‘What were you doing to protect yourself?’ I ask Mumma Africa.
‘Mmm, I held up the salt shaker?’
Our laughter manages to cut through the lingering fear and we find our way to bed — though we sleep with one eye open.
Morning comes and we drift down the sandy road towards Sossusvlei. For the first time in days we’re surrounded by humans — tourist humans. They’re all here for the same thing as us: to climb the famous red sand dunes and see the deadveli skeleton trees.
Looking up at the 325m high Big Daddy Dune, I wish with all my manifestation might that we will be alone when we get to the top — so we can take the most epic naked pics.
It’s a gruelling climb, but an hour later we are all willing our sandy socks to take the last few steps. As we reach the summit, our jaws drop in unison. The most glorious spectacle we have ever witnessed pierces its way into our retinas: kilometre after kilometre of red and white mountains meet the brilliantly blue sky. THIS. IS. IT!

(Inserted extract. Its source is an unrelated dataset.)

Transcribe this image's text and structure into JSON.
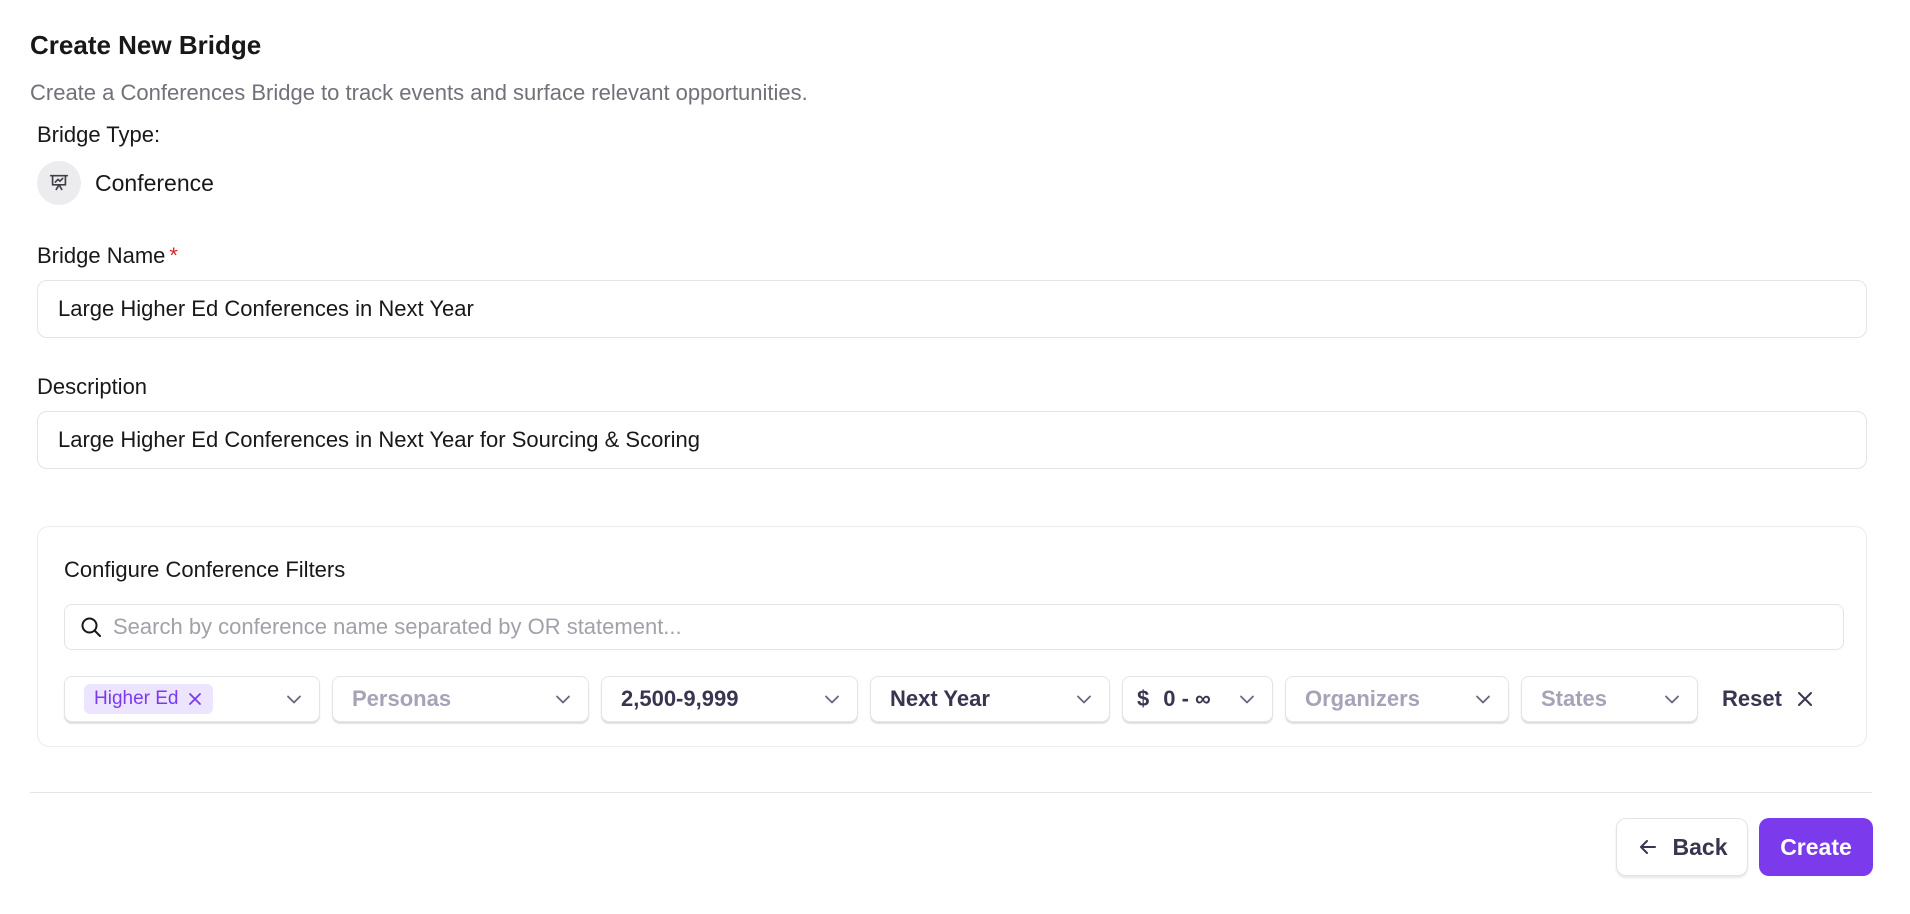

‘Mmm, guys.. are we alone up here?’ I say in disbelief.
Looking down below we burst into laughter. ALL the cars and tour buses have miraculously disappeared. We are ENTIRELY alone. How’s that for manifesting? Without a word, we each strip off our kits, and what follows is, well… this!
Because I couldn’t not!
Mother Nature is a force to be reckoned with. Still, at the end of the day we are primal beings, made to co-exist with her. None of us will ever forget the feeling Namibia gave us of sheer human vulnerability. But we will also never forget nature’s reminder that we are powerful women — hear us fucking ROAR!
*Wild camp – camping in nature away from organised campsites for free!
More pictures because there were too many stories to tell!
Bullsport gorge hike — pants optional
Impy freaks out over baboon handprints in the dust — ‘It’s like a human hand but a monkey!’
I discover a gnawed off zebra leg in the Bullsport gorge…yikes!
Road side discovery –suitcase filled with letters and other random items from desert explorers.